Et pourtant ils créent ! (Syrie : la foi dans l’art)
And yet they create! (Syria faith in the art)
The Institute of Islamic Cultures hosts the works of Syrian contemporary visual practices, expressions and varied writings that have in common the subsequent outbreak of the Syrian revolution. While some artists had to stop creating, others have welcomed into their works so often directly, sometimes obliquely, the violence in their country. Some even show their stubborn refusal to see the horizon of their creation reduced to war again, again and again.
I could’ve been somebody, you know? my mother says and sighs. She has lived in this city her whole life. She can speak two languages. She can sing an opera. She knows how to fix a TV. But she doesn’t know which subway train to take to get downtown. I hold her hand very tight while we wait for the right train to arrive.
She used to draw when she had time. Now she draws with a needle and thread, little knotted rosebuds, tulips made of silk thread. Someday she would like to go to the ballet. Someday she would like to see a play. She borrows opera records from the public library and sings with velvety lungs powerful as morning glories.
Today while cooking oatmeal she is Madame Butterfly until she sighs and points the wooden spoon at me. I could’ve been somebody, you know? Esperanza, you go to school. Study hard. That Madame Butterfly was a fool. She stirs the oatmeal. Look at my comadres. She means Izaura whose husband left and Yolanda whose husband is dead. Got to take care all your own, she says shaking her head.
Then out of nowhere:
Shame is a bad thing, you know. It keeps you down. You want to know why I quit school? Because I didn’t have nice clothes. No clothes, but I had brains.
Yup, she says disgusted, stirring again. I was a smart cookie then.
From ‘The House on Mango Street’ by Sandra Cisneros
Contemporary Art Week!
The series explores a reoccurring gilt-bronze, “Moorish” aesthetic invention oft evidenced in European Medieval and Renaissance art. The arena in which this aesthetic is played in the series removes the ever-present narrative of servitude and alienation (persistent in European depictions) to expand upon how “Black and Gold” as a palette can create a variety of narratives. The storytelling throughout "Of Another Kind" highlights how removing markers in portrayals (based solely on utility) can transform the very notion of what an aesthetic can become.
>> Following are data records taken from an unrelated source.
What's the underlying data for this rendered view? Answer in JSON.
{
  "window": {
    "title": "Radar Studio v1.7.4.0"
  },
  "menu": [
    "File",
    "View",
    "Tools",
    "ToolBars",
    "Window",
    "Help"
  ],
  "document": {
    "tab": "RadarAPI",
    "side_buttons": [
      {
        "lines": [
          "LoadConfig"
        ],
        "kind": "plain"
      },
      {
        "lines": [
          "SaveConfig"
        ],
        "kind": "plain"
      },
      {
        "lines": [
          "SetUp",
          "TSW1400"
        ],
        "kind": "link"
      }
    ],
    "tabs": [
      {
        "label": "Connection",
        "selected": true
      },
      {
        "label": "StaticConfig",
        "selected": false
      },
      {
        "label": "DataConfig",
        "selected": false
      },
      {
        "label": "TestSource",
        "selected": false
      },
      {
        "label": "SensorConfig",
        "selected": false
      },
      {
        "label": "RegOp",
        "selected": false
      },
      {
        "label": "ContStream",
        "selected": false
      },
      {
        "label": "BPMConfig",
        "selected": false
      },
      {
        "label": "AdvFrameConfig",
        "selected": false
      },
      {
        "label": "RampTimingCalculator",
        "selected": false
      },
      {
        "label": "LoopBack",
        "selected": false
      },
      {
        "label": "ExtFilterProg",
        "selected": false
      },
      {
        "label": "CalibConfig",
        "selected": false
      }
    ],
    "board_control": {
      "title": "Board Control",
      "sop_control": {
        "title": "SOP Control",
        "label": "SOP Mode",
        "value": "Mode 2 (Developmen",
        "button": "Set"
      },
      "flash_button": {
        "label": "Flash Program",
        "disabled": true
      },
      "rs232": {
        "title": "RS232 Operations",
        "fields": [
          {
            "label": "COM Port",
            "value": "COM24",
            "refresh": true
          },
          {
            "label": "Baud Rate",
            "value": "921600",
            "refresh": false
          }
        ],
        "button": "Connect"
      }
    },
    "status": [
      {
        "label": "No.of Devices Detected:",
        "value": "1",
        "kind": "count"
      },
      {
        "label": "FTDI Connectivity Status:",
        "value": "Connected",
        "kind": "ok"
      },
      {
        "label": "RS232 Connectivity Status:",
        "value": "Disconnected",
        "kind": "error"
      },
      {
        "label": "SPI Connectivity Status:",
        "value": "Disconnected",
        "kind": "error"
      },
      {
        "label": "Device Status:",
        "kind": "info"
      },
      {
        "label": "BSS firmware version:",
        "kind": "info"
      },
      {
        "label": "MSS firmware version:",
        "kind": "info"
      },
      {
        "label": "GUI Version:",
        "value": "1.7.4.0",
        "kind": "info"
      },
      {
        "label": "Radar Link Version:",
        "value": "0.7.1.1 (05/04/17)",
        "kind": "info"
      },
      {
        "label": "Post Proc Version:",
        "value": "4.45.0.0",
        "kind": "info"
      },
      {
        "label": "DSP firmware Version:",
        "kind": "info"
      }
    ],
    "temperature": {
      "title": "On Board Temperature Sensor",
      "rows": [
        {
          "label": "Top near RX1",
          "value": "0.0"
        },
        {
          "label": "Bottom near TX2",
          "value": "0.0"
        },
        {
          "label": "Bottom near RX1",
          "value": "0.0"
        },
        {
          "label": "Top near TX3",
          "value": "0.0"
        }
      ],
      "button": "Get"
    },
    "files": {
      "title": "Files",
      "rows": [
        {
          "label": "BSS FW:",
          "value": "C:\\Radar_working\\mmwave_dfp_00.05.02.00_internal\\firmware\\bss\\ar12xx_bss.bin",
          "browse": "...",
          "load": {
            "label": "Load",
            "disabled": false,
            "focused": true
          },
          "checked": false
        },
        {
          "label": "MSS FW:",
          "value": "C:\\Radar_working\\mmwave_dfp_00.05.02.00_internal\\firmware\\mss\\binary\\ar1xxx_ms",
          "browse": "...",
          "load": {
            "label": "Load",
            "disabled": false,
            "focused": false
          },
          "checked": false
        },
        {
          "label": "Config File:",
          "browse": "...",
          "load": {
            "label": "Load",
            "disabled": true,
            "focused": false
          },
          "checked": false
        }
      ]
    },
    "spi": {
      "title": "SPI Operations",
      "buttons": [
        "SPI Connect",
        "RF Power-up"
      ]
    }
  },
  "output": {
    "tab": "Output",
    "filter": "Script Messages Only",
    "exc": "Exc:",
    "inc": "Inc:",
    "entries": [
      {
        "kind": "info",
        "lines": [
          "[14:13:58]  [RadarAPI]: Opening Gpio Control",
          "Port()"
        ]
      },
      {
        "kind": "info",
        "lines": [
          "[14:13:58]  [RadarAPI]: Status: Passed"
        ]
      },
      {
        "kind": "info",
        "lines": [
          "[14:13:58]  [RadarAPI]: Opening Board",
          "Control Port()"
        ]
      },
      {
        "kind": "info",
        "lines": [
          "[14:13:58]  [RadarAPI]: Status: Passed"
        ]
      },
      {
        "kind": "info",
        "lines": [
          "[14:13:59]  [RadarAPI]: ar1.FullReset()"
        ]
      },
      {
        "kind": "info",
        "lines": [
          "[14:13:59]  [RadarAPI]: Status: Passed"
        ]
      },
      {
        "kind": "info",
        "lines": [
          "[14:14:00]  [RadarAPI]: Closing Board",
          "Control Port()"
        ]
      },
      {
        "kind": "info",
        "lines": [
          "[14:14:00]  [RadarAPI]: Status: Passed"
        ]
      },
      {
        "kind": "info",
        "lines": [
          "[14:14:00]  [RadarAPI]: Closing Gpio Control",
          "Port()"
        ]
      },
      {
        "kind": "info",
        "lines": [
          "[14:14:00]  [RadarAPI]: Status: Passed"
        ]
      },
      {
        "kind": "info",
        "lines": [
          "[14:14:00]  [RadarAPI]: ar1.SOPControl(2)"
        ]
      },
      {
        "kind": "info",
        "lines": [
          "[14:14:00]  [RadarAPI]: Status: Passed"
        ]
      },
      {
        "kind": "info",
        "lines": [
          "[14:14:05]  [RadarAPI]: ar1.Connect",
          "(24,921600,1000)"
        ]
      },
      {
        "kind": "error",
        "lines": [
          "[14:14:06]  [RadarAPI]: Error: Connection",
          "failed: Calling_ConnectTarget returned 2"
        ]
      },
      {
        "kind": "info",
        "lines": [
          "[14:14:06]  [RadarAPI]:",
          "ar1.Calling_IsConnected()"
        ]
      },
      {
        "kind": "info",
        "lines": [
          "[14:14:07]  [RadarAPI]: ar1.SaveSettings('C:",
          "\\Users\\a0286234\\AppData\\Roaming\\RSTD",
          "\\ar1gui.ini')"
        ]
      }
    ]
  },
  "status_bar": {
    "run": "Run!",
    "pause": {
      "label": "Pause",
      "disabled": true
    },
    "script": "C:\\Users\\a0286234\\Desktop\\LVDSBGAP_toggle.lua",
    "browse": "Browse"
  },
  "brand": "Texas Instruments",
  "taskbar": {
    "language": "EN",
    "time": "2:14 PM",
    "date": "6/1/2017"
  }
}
the moors were predominantly semitic berbers…in before someone says berbers arent semitic [arabs and berbers have the same phylogenical ancestor, Carthage is considered a semitic civilisation etc,]. however they were mixed civilisation with black peoples dont get me wrong. bt to portary a moorish aesthetic as exclusively black is dumb af.
Are you serious? What is it about this photoset that set THIS off???? It’s too early in the morning for this, and moreover, did you not notice that some of the people portrayed here might not even be Black??? They’re all painted using the same black and gold palette to explore a variety of visual narratives.
Anyways…. if anyone’s wondering 1. what kind of aesthetic this artist is talking about, and 2. how little this comment has to do with this photoset, the palette being explored is evident in these works featuring Saint Benedict of Palermo:
And honestly considering my inbox from between yesterday and today, I think I’m just going to delete it this week. What on EARTH is going on.
What is interesting, is that the Frida Kahlo venerated by American feminists is a very different Frida Kahlo to the one people learn about in Mexico, in the Chicano community. In her country, she is recognized as an important artist and a key figure in revolutionary politics of early 20th century Mexico. Her communist affiliations are made very clear. Her relationship with Trotsky is underscored. All her political activities with Diego Rivera are constantly emphasized. The connection between her art and her politics is always made. When Chicana artists became interested in Frida Kahlo in the ‘70s and started organizing homages, they made the connection between her artistic project and theirs because they too were searching for an aesthetic compliment to a political view that was radical and emancipatory. But when the Euro-American feminists latch onto Frida Kahlo in the early ‘80s and when the American mainstream caught on to her, she was transformed into a figure of suffering. I am very critical of that form of appropriation.
Coco Fusco on her Amerindians piece from 1992 with Guillermo Gómez-Peña (via tofunkey)